23.3 C
Monday, May 20, 2024

The hearing to liquidate the Russian-owned leasing companies has been postponed until the end of May


- Advertisement -

The High Court has conceded to adjourn a hearing to dissolve two Russian state-owned aircraft and shipping leasing firms valued at more than $4.5 billion (€4.11 billion) until the end of the month. Four creditors of the firms have asked the High Court to appoint a liquidator to Irish registered GTLK Europe DAC, and the related entity GTLK Europe Capital DAC, because the companies are insolvent and unable to pay off their debts. With the petition bolstered by other creditors, Damien Murran and Julian Moroney of Teneo Restructuring Ireland are requested to be chosen as joint liquidators to the entities that have been gravely affected by global sanctions imposed on Russia for the invasion of Ukraine.

The firms are challenging the application, arguing that, in spite of the sanctions, they are solvent. Should the application be successful and a liquidator be appointed to the firms, it would be the largest dissolution in the history of the Irish State.

Mr Justice Brian O’Moore had scheduled the hearing of the petition to wind up the companies for the upcoming week, anticipated to last two days. However, subsequent to a pre-trial application by Benedict O’Floinn SC for the companies on Thursday, the judge accepted to postpone the hearing to the end of May. Mr O’Floinn asked the court to consider deferring the matter for an additional four weeks, asserting the court had set up a timetable for the trade of pleadings and the hearing of the petition. He mentioned that, in spite of the evident difficulties, his side had done its best to comply with the timetable, yet, considering the intricacies involved, wouldn’t be able to provide legal submissions in time for the scheduled hearing.

Kelley Smith SC, instructed by William Fry Solicitors for the creditors, had disputed the adjournment and claimed the case should proceed as originally planned.

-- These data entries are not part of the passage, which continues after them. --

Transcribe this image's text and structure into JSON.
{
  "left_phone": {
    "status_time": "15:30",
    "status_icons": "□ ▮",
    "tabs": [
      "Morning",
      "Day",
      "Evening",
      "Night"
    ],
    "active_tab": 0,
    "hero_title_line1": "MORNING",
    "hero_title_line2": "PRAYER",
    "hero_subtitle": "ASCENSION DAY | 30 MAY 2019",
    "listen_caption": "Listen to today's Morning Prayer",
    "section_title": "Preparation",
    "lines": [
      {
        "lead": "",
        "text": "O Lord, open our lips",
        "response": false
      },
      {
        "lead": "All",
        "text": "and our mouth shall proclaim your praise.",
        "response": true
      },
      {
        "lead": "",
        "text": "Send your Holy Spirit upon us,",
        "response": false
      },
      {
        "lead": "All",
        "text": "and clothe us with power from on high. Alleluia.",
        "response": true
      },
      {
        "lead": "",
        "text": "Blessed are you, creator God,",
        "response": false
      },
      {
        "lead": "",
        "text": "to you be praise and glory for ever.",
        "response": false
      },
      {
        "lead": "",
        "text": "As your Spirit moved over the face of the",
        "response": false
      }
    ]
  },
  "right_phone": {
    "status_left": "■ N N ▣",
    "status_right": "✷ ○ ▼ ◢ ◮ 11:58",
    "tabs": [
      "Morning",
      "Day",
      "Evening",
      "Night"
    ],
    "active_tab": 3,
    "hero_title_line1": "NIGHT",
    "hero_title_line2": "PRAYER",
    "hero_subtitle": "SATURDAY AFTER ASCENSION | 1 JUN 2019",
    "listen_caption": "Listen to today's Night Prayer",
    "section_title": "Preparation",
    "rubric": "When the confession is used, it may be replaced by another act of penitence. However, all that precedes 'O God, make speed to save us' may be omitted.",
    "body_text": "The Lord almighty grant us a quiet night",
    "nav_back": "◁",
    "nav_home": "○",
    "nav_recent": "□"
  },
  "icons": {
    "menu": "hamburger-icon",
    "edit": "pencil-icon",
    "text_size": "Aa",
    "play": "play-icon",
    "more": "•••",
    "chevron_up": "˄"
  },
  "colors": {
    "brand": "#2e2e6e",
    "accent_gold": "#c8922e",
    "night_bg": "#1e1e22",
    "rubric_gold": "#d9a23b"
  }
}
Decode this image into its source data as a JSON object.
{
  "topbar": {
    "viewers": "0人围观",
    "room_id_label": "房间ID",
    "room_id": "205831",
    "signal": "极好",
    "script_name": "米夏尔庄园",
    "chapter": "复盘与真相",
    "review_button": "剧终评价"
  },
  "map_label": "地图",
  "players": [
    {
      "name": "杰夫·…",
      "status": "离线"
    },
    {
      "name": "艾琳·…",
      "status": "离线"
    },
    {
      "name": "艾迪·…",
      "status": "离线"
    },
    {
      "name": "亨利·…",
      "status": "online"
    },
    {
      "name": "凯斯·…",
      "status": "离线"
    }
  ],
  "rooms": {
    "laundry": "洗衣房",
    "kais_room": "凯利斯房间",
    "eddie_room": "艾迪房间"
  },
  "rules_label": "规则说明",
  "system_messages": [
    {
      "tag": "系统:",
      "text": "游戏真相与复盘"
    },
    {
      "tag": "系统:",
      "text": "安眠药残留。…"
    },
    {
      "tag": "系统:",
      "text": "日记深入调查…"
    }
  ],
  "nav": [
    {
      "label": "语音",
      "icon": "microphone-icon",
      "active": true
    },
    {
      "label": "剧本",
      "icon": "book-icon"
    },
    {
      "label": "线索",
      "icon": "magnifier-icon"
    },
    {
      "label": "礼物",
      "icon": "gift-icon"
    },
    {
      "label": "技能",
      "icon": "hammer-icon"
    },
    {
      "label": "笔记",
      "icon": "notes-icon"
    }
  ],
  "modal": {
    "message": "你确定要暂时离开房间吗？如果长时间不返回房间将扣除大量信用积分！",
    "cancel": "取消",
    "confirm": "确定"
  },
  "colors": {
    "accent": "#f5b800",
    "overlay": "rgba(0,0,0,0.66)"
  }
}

She stated there seemed to be no disagreement regarding the facts of the case between the parties, and her clients are worried about the matter being elongated any further than necessary.

Mr Justice O’Moore said the court wanted to be fair to all sides and agreed to adjourn the matter to the end of the month, scheduling the hearing for the 29th and 30th of May. In light of the urgency of the matter and the size and scale of the businesses sought to be dissolved, the judge stated he was not prepared to postpone the matter any further than the end of the month.

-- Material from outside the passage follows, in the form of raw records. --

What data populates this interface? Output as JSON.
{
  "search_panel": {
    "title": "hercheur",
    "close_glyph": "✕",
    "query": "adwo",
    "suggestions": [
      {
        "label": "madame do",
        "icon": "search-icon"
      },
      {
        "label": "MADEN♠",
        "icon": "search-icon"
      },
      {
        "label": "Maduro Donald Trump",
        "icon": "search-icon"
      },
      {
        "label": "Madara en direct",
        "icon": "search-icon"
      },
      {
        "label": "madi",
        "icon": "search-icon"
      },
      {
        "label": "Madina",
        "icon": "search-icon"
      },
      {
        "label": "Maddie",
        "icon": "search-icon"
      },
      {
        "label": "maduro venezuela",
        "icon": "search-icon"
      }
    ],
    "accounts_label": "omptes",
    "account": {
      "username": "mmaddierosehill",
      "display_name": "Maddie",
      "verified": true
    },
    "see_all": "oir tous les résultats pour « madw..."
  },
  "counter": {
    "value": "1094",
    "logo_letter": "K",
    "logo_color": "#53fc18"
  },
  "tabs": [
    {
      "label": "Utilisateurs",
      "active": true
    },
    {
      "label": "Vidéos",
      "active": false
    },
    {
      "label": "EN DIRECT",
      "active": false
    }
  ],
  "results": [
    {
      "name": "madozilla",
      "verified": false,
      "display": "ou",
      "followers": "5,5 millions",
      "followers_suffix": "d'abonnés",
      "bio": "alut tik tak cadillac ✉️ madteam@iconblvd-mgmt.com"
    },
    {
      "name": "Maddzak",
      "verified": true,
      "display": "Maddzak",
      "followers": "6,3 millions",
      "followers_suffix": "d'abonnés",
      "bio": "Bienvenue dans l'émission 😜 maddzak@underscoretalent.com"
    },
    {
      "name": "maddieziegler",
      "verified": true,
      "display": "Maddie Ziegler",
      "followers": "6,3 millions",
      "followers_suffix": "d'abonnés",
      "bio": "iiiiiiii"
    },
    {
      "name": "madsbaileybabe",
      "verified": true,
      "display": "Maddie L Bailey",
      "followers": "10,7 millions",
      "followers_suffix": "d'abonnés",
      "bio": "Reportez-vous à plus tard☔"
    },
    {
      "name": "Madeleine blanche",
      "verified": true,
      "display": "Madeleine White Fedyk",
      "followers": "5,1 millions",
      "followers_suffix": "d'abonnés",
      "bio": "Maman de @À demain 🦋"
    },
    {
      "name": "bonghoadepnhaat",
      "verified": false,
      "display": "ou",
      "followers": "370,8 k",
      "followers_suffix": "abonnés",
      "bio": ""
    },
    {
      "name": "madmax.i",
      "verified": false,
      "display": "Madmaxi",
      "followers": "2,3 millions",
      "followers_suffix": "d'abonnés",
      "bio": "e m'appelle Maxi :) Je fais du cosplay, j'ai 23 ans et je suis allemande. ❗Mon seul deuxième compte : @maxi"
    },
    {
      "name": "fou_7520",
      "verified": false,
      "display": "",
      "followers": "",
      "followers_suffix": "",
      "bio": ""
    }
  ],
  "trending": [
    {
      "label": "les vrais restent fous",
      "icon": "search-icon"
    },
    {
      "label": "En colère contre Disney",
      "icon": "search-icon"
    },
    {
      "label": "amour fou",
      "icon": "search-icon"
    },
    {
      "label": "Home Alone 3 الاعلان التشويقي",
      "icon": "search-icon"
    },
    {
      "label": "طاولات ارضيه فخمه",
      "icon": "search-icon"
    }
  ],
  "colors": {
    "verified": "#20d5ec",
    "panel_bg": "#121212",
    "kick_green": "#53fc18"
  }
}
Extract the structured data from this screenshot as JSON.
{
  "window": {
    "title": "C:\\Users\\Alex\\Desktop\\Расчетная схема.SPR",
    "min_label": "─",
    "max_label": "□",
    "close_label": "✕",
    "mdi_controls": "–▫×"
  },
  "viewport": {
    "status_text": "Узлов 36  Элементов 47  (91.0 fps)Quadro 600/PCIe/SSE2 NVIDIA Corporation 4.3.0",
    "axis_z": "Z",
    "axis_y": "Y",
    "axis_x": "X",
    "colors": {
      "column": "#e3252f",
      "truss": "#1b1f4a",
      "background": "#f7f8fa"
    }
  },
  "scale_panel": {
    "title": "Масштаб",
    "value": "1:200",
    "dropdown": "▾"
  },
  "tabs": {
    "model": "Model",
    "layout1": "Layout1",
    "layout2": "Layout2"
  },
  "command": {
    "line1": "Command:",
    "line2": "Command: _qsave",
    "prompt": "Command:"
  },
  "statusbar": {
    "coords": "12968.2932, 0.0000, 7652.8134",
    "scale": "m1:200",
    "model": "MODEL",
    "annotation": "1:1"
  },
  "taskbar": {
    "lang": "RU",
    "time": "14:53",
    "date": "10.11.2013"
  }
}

GTLK is Russia’s largest leasing business in the transport sector, leasing ships and aircraft to customers all over the world. It is ultimately owned by the Russian Federation’s ministry of transport, with several directors of GTLK’s ultimate parent being government ministers or deputy ministers in the Kremlin. The four creditors that have petitioned the court for orders winding up the GTLK firms are Dublin registered Trinity investments DAC and an associated entity Allestor Europe Multi Asset Portfolio, which is a sub fund of Allestor Capital ICAV. The other two creditors seeking the winding up orders are Ben Oldman Special Situations Fund LP and Sona Credit Master Fund Limited, both registered in the Caymen Islands.

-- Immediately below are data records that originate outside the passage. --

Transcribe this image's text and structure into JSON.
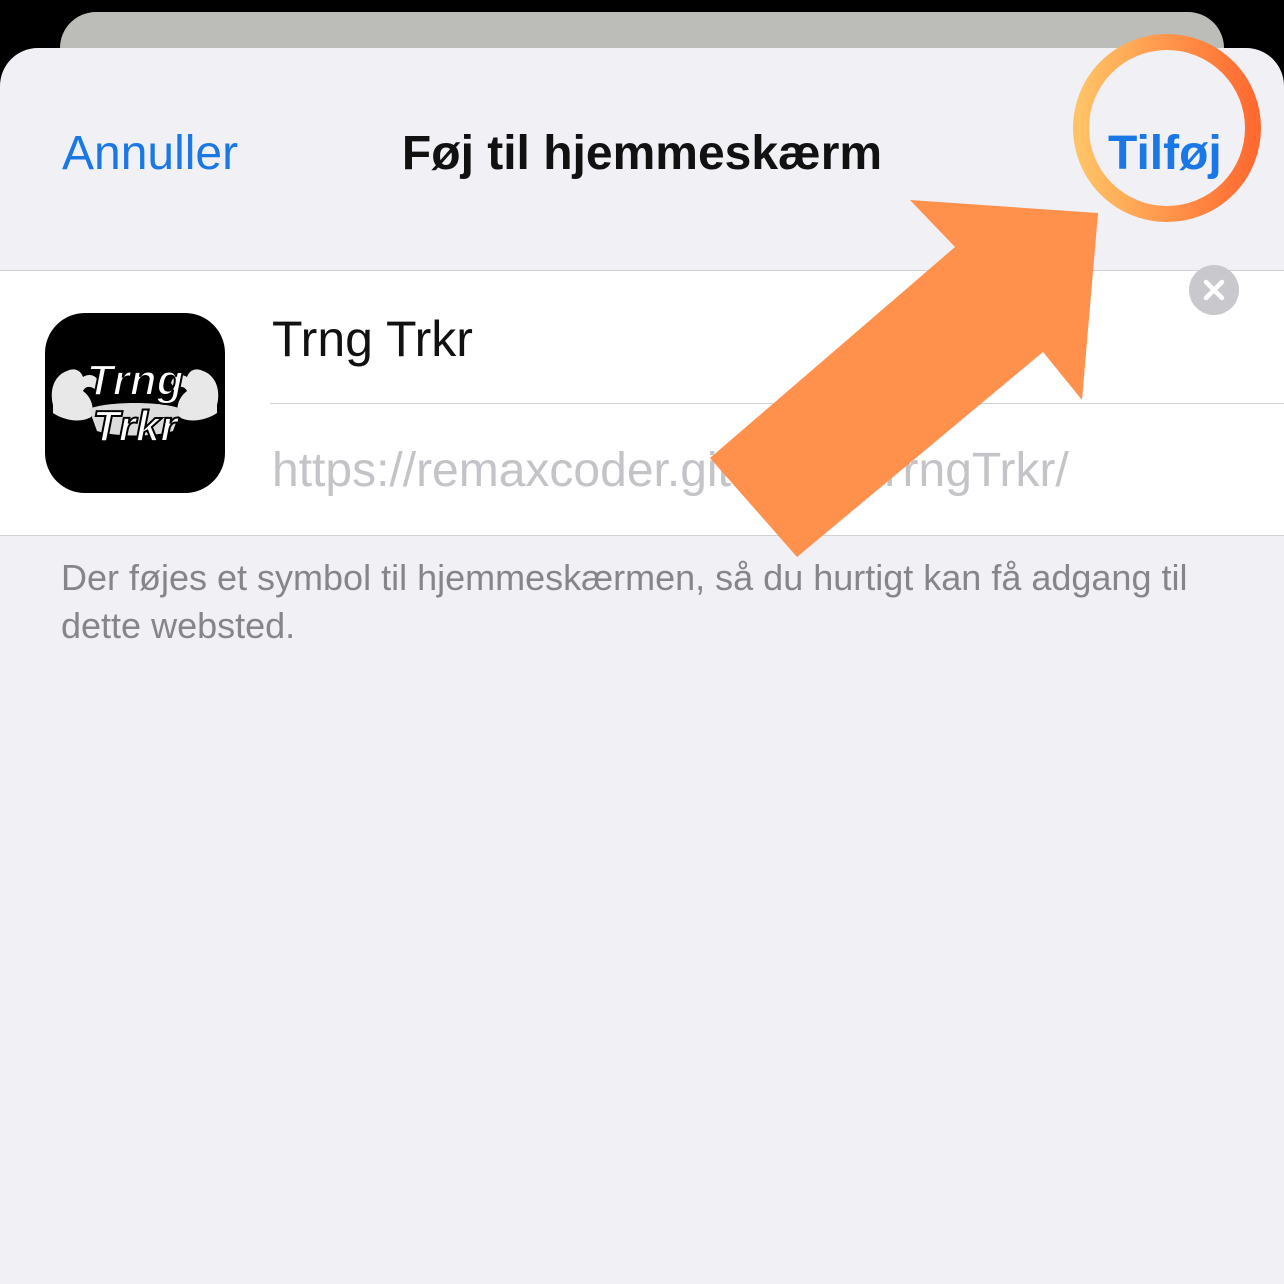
{
  "header": {
    "cancel_label": "Annuller",
    "title": "Føj til hjemmeskærm",
    "add_label": "Tilføj"
  },
  "app": {
    "icon_text_line1": "Trng",
    "icon_text_line2": "Trkr",
    "name_value": "Trng Trkr",
    "url": "https://remaxcoder.github.io/TrngTrkr/"
  },
  "footer": {
    "note": "Der føjes et symbol til hjemmeskærmen, så du hurtigt kan få adgang til dette websted."
  },
  "colors": {
    "accent_blue": "#1a78e6",
    "highlight_orange": "#ff914d"
  },
  "icons": {
    "clear": "clear-circle-x-icon",
    "app": "flexing-arms-logo"
  }
}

The creditors claim that they are owed around $178 million by GTLK Europe. They allege that the economic sanctions imposed on Russia after the invasion of Ukraine in February 2022 have had an ‘annihilating effect’ on the GTLK Europe Group. GTLK’s Europe Group’s international leasing business is headquartered in Dublin, and the firms that are sought to be dissolved are at the pinnacle of the group’s structure. The creditors assert that they entered into a series of agreements to restructure the respondent company’s debts, where they advanced considerable funds to GTLK Europe Captial, of which GTLK was a co-guarantor. After the sanctions were imposed, the creditors claim there has been substantial default by GTLK Europe Capital concerning its repayment obligations, particularly the requirement to pay back interest due on the loans. The creditors allege that the group has not satisfied their demands for repayment.

- Advertisement -

Related Articles

Eric is a talented writer who has worked as a journalist for 8 years now. With a wealth of experience in journalism, he brings a unique perspective to his work. Eric is known for his ability to write about complex topics in a way that is easy for readers to understand. His articles are insightful and thought-provoking, and he always strives to provide balanced coverage of the news. Eric is dedicated to his craft and spends countless hours researching and fact-checking his stories. When he's not writing, Eric enjoys hiking, reading, and spending time with his family.

Share post:



More like this

Ronan Group Challenges Dublin Council on Citigroup Redevelopment

The clash between Ronan Group Real Estate and Dublin...

Save Money and Boost Home Energy Efficiency

Enhancing home energy efficiency is not just about reducing...

EU Launches Probe Into Facebook’s Child Safety

The recent probe by the EU into Facebook's child...

Guinness Brews Green Future With Massive Investment

Guinness, a leading name in the brewing industry, is...